Limousin breed priorities are changing
Beef farmers wishing to use Limousin genetics in the future will have access to a wider range of production traits, according to the Limousin Cattle Society’s chairman Michael Cursiter.
“Two strands within the breed are now becoming apparent,” he said.
“There are those breeders who are committed to securing the very top prices at the likes of Carlisle sales.
“However, there is also a growing recognition that Limousin cattle can play a key role when it comes to producing high-quality beef from grazed grass and forage.
The breed has the genetic potential to meet both requirements. It’s simply a case of putting the breeding plans in place to fully reflect the demands of the beef market in the most effective way possible.
There are approximately 350,000 Limousin cross cows in the UK at the present time. According to Cursiter, they make up the largest cohort within the suckler cow population.
Cursiter said: “Limousins deliver for beef farmers because of their ability to grow faster and deliver better kill-out percentages than is the case with the traditional beef breeds. Native breeds need a market premium because they cannot compete with Limousins, from a performance perspective.
“Better growth rates and higher feed efficiencies combine to reduce the carbon footprint of a beef finishing enterprise.”
The last three years have seen the Limousin society working with the Agricultural and Horticultural Development Board (AHDB) on a feed efficiency project, the end result being the development of Genomic Breeding Values (GBVs) for carcass traits.
“GBVs will be available on a number of Limousin sires for the first time this autumn,” said Cursiter.
It is also important that the work undertaken by AHDB is taken to the next stage.
Concluding, he said: “Up to this point the Government has funded most of the work undertaken, courtesy of the GBV project. As we look to the future, there will be a greater onus on pedigree Limousin breeders to help fund this important initiative.

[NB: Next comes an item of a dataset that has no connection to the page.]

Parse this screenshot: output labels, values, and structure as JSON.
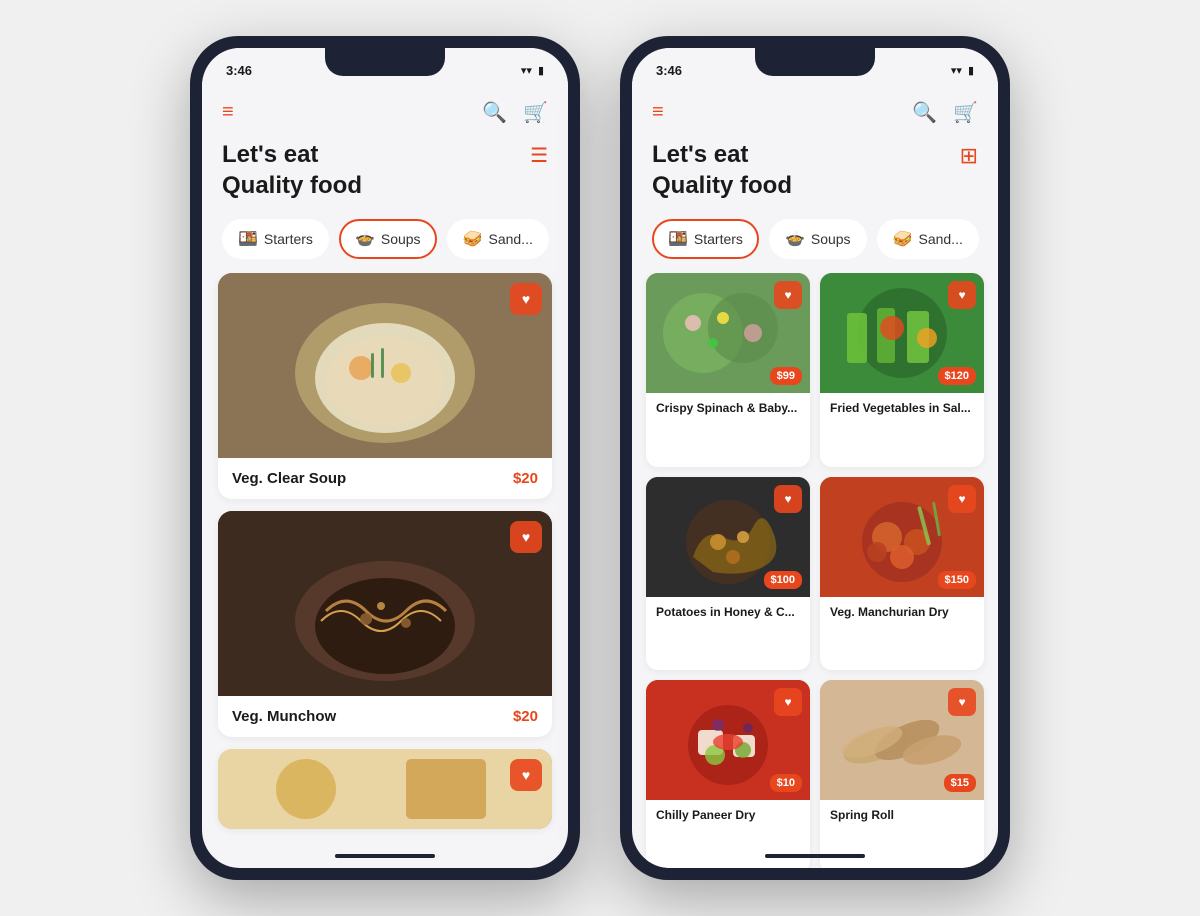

“I feel this is the way forward for the breed. And this is a message that I will be communicating strongly to society members over the coming months.”